Nurses, who have recently rejected a miserly 1.3 percent pay offer from the District Health Boards, took to social media to declare the move likely to precipitate a vote to strike.
One senior nurse told Radio NZ she spent last year terrified of dying from COVID-19 or giving it to her family. “To be facing in real terms a pay decrease… it was absolutely a slap in the face having faced extreme risk,” she said. She had never seen worse conditions in the past 15 years, saying they are regularly understaffed, wards and waiting rooms are overfull, and it is often unsafe.
The furious backlash from workers and union members quickly forced a change of language from the union bureaucracy. “Don’t expect us to take this lying down,” Council of Trade Unions (CTU) President Richard Wagstaff told the New Zealand Herald. In an open letter to Hipkins, the PSA declared: “Your pay restrictions at this time are unacceptable.” The Green Party, which is part of the government, launched a petition calling for Labour to reverse the decision.
These remarks were quickly demonstrated to be hot air. Wagstaff told Business Desk there was “nothing new with the issuing of expectations that set a low bar for public sector worker wage movement.” Wagstaff emphasised that wage negotiations would continue in “good faith” and there were “some positive aspects of the government’s expectations that we can agree on.”
Emerging from a meeting with ministers on May 11, the unions claimed a “victory” on the bogus basis that the “guidance” set out by the government will now be reviewed at the end of next year. Meanwhile, there is “scope to discuss” cost-of-living increases for union members covered by collective agreements, and scheduled increases through step-based pay systems.

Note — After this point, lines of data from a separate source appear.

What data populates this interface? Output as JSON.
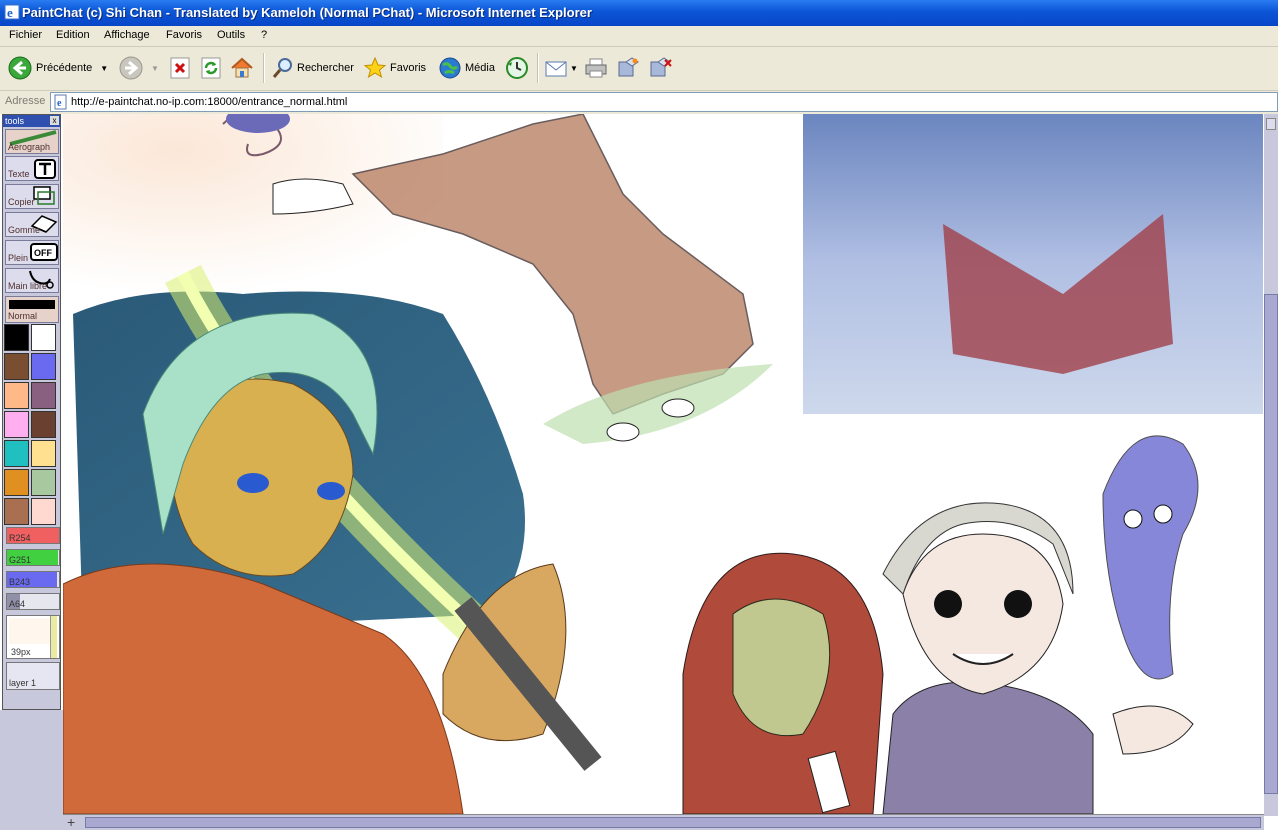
{
  "window": {
    "title": "PaintChat (c) Shi Chan - Translated by Kameloh (Normal PChat) - Microsoft Internet Explorer"
  },
  "menu": [
    "Fichier",
    "Edition",
    "Affichage",
    "Favoris",
    "Outils",
    "?"
  ],
  "toolbar": {
    "back_label": "Précédente",
    "search_label": "Rechercher",
    "favorites_label": "Favoris",
    "media_label": "Média"
  },
  "address": {
    "label": "Adresse",
    "url": "http://e-paintchat.no-ip.com:18000/entrance_normal.html"
  },
  "tools": {
    "header": "tools",
    "close": "x",
    "items": [
      "Aerograph",
      "Texte",
      "Copier",
      "Gomme",
      "Plein",
      "Main libre"
    ],
    "pen_mode": "Normal",
    "sliders": [
      {
        "label": "R254",
        "value": 254,
        "max": 255,
        "color": "#f06060"
      },
      {
        "label": "G251",
        "value": 251,
        "max": 255,
        "color": "#40d040"
      },
      {
        "label": "B243",
        "value": 243,
        "max": 255,
        "color": "#6a6af0"
      },
      {
        "label": "A64",
        "value": 64,
        "max": 255,
        "color": "#9090a8"
      }
    ],
    "size_label": "39px",
    "layer_label": "layer 1"
  },
  "palette": [
    "#000000",
    "#ffffff",
    "#7a4e30",
    "#6a6af0",
    "#ffb888",
    "#8a6080",
    "#ffaef0",
    "#6a4030",
    "#20c0c0",
    "#ffe090",
    "#e09020",
    "#a8c8a0",
    "#a87050",
    "#ffd8d0"
  ],
  "scrollbar": {
    "corner_icon": "+"
  }
}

In response, Hipkins bluntly told the media that his expectations had “not changed.” The government will continue with its brutal austerity agenda, which the unions will continue to enforce. In 2018 and 2019, following nationwide strikes by tens of thousands of teachers and nurses, the New Zealand Nurses Organisation and the teacher unions rammed through sellout agreements which did nothing to address severe understaffing and delivered a pay increase of just 3 percent for most workers.

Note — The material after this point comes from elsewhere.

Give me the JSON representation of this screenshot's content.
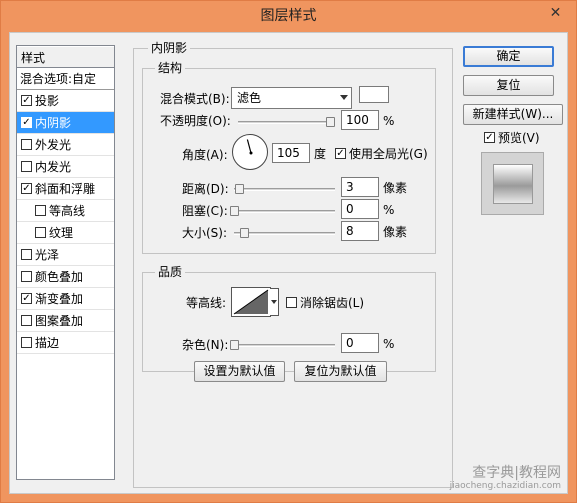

Labour has simultaneously launched an overhaul of industrial law to empower the unions to police the broad sections of low-paid workers who are currently not union members. The policy will significantly boost the institutional power of unions through centralised wage bargaining. So-called “Fair Pay Agreements” (FPAs) will allow unions to negotiate on an industry-wide basis. If 10 percent of a workforce, or 1,000 workers agree, a union will have power to negotiate directly with the employer group covering a particular sector for an agreement for all workers, union and non-union.
Both the CTU and BusinessNZ will receive $250,000 for the next three years to support coordinating FPAs. Sectoral unions can also receive $50,000 to help with the costs of bargaining. That is, a corporatist framework of employer-union-government wage setting will be put in place to entrench low pay across entire industries, enforced by draconian legislation.
The unions, as they have done for decades, will impose the deals and suppress resistance from workers. The government has foreshadowed banning strikes and lockouts during FPA bargaining. Strikes are already illegal except when employment contracts are being re-negotiated or for health and safety reasons. These repressive provisions, legislated by the previous Helen Clark-led Labour government, will be expanded with the active support of the CTU. As it imposes austerity measures, the government is bringing forward this anti-working class legislation to suppress a new eruption of unrest and militancy.